An influential conceptual photographer since the 1960s, Kenneth Josephson uses his work to call attention to the physical act of photography. For instance, Josephson has employed techniques such as layering photographs within photographs in order to pinpoint degrees of both truthfulness and illusion within the medium.
An example of this type of visual statement that lead critics to classify Josephson's photography as conceptual is his most famous photograph, New York State, 1970 from his series Images within Images. This image shows the artist's hand extended in front of him over the ocean, holding a photograph of a sailing ship.

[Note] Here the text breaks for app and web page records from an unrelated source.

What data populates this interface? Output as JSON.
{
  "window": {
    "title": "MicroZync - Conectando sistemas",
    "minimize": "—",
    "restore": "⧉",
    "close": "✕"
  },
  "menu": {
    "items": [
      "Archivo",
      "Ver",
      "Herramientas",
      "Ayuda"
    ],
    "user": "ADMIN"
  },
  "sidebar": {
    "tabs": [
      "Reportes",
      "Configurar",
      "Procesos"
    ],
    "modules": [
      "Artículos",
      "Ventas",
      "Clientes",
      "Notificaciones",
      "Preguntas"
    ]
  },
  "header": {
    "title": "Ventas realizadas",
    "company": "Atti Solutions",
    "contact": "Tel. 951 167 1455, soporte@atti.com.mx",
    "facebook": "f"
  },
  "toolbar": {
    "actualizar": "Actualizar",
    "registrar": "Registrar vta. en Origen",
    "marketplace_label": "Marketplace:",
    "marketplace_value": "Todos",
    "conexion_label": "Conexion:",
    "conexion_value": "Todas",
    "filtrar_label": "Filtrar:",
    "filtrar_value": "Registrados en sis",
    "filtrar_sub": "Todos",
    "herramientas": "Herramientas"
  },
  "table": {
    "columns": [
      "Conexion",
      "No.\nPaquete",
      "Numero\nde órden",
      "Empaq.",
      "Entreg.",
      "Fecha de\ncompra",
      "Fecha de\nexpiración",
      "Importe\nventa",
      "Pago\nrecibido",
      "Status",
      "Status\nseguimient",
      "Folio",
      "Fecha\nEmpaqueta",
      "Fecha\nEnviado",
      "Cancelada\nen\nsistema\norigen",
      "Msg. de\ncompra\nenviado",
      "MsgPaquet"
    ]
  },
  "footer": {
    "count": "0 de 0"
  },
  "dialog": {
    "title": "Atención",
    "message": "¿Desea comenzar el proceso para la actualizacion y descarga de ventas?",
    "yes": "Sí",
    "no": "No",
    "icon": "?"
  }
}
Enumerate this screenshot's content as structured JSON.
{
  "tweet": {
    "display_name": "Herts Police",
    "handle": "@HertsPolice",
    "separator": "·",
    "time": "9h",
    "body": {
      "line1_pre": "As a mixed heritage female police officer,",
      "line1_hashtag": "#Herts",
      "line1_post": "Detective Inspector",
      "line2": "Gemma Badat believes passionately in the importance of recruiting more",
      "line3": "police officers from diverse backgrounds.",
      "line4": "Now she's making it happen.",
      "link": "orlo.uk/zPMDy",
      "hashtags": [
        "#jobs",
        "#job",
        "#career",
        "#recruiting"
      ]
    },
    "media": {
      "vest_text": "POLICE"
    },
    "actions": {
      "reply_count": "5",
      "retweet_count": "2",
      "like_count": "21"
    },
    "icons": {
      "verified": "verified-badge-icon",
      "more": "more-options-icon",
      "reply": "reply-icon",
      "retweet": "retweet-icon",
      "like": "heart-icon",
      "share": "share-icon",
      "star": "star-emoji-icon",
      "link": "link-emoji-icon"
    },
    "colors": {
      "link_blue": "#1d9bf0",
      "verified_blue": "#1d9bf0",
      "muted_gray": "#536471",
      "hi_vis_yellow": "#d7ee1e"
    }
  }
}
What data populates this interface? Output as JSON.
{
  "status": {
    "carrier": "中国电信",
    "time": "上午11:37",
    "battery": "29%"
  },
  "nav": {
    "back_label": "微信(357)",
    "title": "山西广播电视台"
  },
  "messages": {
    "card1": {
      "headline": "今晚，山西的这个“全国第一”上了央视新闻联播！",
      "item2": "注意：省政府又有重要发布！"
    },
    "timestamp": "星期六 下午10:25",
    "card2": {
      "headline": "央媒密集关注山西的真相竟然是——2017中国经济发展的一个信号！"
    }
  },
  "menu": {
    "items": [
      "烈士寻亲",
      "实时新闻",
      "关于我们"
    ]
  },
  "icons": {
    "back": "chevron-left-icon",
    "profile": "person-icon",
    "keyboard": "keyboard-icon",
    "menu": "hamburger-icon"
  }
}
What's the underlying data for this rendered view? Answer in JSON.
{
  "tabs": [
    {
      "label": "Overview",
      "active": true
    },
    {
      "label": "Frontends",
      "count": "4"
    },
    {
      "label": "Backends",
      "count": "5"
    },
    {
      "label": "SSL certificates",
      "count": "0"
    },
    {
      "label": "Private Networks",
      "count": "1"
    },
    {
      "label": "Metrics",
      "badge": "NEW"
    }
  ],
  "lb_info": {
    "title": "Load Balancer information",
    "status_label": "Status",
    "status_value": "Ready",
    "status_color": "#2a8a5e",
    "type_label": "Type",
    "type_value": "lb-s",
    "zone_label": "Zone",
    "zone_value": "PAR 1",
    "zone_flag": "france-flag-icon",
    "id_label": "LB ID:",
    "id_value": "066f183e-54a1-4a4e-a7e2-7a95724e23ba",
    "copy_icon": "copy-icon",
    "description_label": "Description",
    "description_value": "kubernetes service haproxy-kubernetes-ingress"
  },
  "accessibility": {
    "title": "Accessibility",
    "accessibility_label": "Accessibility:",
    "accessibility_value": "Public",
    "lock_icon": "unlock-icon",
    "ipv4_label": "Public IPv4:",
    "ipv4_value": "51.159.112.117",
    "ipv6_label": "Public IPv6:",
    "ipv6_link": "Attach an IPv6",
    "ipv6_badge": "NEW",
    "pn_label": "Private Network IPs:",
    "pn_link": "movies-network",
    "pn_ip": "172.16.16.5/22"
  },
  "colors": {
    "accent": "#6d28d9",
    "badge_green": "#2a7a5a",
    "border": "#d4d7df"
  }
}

Influenced by photography innovators Harry Callahan and Aaron Siskind, Josephson examines the intricacies of photography in the context of artistic practice in his work. For over 35 years, the artist served as a professor at the School of the Art Institute of Chicago and was also the founder of the Society for Photographic Education. Josephson has received the John Simon Guggenheim Memorial Foundation Fellowship as well as two National Endowment of the Arts fellowships.